[Data records]
====

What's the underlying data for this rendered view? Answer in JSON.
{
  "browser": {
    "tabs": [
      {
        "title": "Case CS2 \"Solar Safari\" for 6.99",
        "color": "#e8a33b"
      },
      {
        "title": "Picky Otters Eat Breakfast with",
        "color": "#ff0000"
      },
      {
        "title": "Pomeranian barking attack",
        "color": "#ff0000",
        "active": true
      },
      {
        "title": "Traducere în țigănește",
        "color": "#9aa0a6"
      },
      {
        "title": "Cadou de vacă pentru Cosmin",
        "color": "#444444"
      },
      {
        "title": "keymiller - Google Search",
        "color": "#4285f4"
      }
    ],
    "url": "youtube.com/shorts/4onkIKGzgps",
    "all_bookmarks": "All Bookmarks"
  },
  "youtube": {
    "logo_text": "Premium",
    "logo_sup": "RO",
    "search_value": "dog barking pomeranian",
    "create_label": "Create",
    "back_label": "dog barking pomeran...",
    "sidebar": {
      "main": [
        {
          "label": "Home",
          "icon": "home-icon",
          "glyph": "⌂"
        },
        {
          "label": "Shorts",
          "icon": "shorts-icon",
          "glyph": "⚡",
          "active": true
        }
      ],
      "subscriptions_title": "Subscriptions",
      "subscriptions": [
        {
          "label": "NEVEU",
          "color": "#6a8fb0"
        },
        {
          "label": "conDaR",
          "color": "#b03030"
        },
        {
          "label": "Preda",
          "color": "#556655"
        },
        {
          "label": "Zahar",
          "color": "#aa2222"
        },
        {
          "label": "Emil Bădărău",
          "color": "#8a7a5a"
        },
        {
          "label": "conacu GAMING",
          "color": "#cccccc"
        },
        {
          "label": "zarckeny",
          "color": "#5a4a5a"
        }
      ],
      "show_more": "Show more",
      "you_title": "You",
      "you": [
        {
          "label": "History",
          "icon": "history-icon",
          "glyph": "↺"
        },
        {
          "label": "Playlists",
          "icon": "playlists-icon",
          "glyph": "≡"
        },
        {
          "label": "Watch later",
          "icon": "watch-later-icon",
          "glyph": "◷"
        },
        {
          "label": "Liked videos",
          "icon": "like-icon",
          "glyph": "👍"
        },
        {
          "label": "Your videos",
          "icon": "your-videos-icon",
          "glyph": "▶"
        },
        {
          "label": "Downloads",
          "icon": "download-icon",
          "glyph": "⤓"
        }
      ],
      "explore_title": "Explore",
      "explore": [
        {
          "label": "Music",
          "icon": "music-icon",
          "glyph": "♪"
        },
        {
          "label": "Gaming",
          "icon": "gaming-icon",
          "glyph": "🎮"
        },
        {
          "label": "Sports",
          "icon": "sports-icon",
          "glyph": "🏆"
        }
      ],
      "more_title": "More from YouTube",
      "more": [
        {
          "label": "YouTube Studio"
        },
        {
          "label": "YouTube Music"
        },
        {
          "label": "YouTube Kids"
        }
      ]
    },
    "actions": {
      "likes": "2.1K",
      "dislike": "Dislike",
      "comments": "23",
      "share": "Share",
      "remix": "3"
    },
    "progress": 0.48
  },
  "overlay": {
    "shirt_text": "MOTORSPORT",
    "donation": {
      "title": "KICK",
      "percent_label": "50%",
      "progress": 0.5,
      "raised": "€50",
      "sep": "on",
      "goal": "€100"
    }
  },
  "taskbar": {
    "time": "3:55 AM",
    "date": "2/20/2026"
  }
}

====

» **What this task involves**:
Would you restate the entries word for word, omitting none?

» **Solution**:
What's the underlying data for this rendered view? Answer in JSON.
{
  "browser": {
    "tabs": [
      {
        "title": "Case CS2 \"Solar Safari\" for 6.99",
        "color": "#e8a33b"
      },
      {
        "title": "Picky Otters Eat Breakfast with",
        "color": "#ff0000"
      },
      {
        "title": "Pomeranian barking attack",
        "color": "#ff0000",
        "active": true
      },
      {
        "title": "Traducere în țigănește",
        "color": "#9aa0a6"
      },
      {
        "title": "Cadou de vacă pentru Cosmin",
        "color": "#444444"
      },
      {
        "title": "keymiller - Google Search",
        "color": "#4285f4"
      }
    ],
    "url": "youtube.com/shorts/4onkIKGzgps",
    "all_bookmarks": "All Bookmarks"
  },
  "youtube": {
    "logo_text": "Premium",
    "logo_sup": "RO",
    "search_value": "dog barking pomeranian",
    "create_label": "Create",
    "back_label": "dog barking pomeran...",
    "sidebar": {
      "main": [
        {
          "label": "Home",
          "icon": "home-icon",
          "glyph": "⌂"
        },
        {
          "label": "Shorts",
          "icon": "shorts-icon",
          "glyph": "⚡",
          "active": true
        }
      ],
      "subscriptions_title": "Subscriptions",
      "subscriptions": [
        {
          "label": "NEVEU",
          "color": "#6a8fb0"
        },
        {
          "label": "conDaR",
          "color": "#b03030"
        },
        {
          "label": "Preda",
          "color": "#556655"
        },
        {
          "label": "Zahar",
          "color": "#aa2222"
        },
        {
          "label": "Emil Bădărău",
          "color": "#8a7a5a"
        },
        {
          "label": "conacu GAMING",
          "color": "#cccccc"
        },
        {
          "label": "zarckeny",
          "color": "#5a4a5a"
        }
      ],
      "show_more": "Show more",
      "you_title": "You",
      "you": [
        {
          "label": "History",
          "icon": "history-icon",
          "glyph": "↺"
        },
        {
          "label": "Playlists",
          "icon": "playlists-icon",
          "glyph": "≡"
        },
        {
          "label": "Watch later",
          "icon": "watch-later-icon",
          "glyph": "◷"
        },
        {
          "label": "Liked videos",
          "icon": "like-icon",
          "glyph": "👍"
        },
        {
          "label": "Your videos",
          "icon": "your-videos-icon",
          "glyph": "▶"
        },
        {
          "label": "Downloads",
          "icon": "download-icon",
          "glyph": "⤓"
        }
      ],
      "explore_title": "Explore",
      "explore": [
        {
          "label": "Music",
          "icon": "music-icon",
          "glyph": "♪"
        },
        {
          "label": "Gaming",
          "icon": "gaming-icon",
          "glyph": "🎮"
        },
        {
          "label": "Sports",
          "icon": "sports-icon",
          "glyph": "🏆"
        }
      ],
      "more_title": "More from YouTube",
      "more": [
        {
          "label": "YouTube Studio"
        },
        {
          "label": "YouTube Music"
        },
        {
          "label": "YouTube Kids"
        }
      ]
    },
    "actions": {
      "likes": "2.1K",
      "dislike": "Dislike",
      "comments": "23",
      "share": "Share",
      "remix": "3"
    },
    "progress": 0.48
  },
  "overlay": {
    "shirt_text": "MOTORSPORT",
    "donation": {
      "title": "KICK",
      "percent_label": "50%",
      "progress": 0.5,
      "raised": "€50",
      "sep": "on",
      "goal": "€100"
    }
  },
  "taskbar": {
    "time": "3:55 AM",
    "date": "2/20/2026"
  }
}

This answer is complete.